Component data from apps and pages
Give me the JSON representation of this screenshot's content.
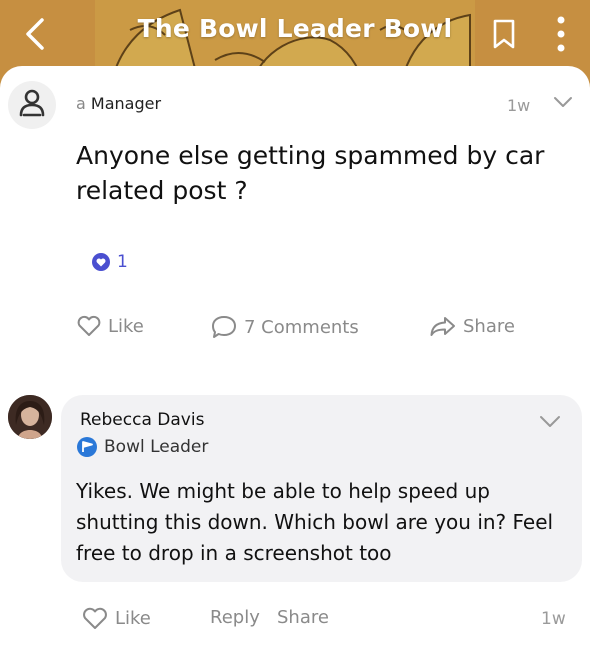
{
  "header": {
    "title": "The Bowl Leader Bowl",
    "back_icon": "chevron-left-icon",
    "bookmark_icon": "bookmark-icon",
    "more_icon": "more-vertical-icon",
    "colors": {
      "banner": "#e2a34a",
      "title": "#ffffff"
    }
  },
  "post": {
    "author_prefix": "a",
    "author_role": "Manager",
    "timestamp": "1w",
    "text": "Anyone else getting spammed by car related post ?",
    "reaction_count": "1",
    "actions": {
      "like": "Like",
      "comments": "7 Comments",
      "share": "Share"
    }
  },
  "comment": {
    "author": "Rebecca Davis",
    "badge": "Bowl Leader",
    "text": "Yikes. We might be able to help speed up shutting this down. Which bowl are you in? Feel free to drop in a screenshot too",
    "actions": {
      "like": "Like",
      "reply": "Reply",
      "share": "Share"
    },
    "timestamp": "1w"
  },
  "colors": {
    "accent": "#4a4fd0",
    "badge_blue": "#2a78d8",
    "muted": "#8a8a8a",
    "bubble": "#f2f2f4"
  }
}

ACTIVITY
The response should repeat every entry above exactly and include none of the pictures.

COMPLETED TASK
Give me the JSON representation of this screenshot's content.
{
  "header": {
    "title": "The Bowl Leader Bowl",
    "back_icon": "chevron-left-icon",
    "bookmark_icon": "bookmark-icon",
    "more_icon": "more-vertical-icon",
    "colors": {
      "banner": "#e2a34a",
      "title": "#ffffff"
    }
  },
  "post": {
    "author_prefix": "a",
    "author_role": "Manager",
    "timestamp": "1w",
    "text": "Anyone else getting spammed by car related post ?",
    "reaction_count": "1",
    "actions": {
      "like": "Like",
      "comments": "7 Comments",
      "share": "Share"
    }
  },
  "comment": {
    "author": "Rebecca Davis",
    "badge": "Bowl Leader",
    "text": "Yikes. We might be able to help speed up shutting this down. Which bowl are you in? Feel free to drop in a screenshot too",
    "actions": {
      "like": "Like",
      "reply": "Reply",
      "share": "Share"
    },
    "timestamp": "1w"
  },
  "colors": {
    "accent": "#4a4fd0",
    "badge_blue": "#2a78d8",
    "muted": "#8a8a8a",
    "bubble": "#f2f2f4"
  }
}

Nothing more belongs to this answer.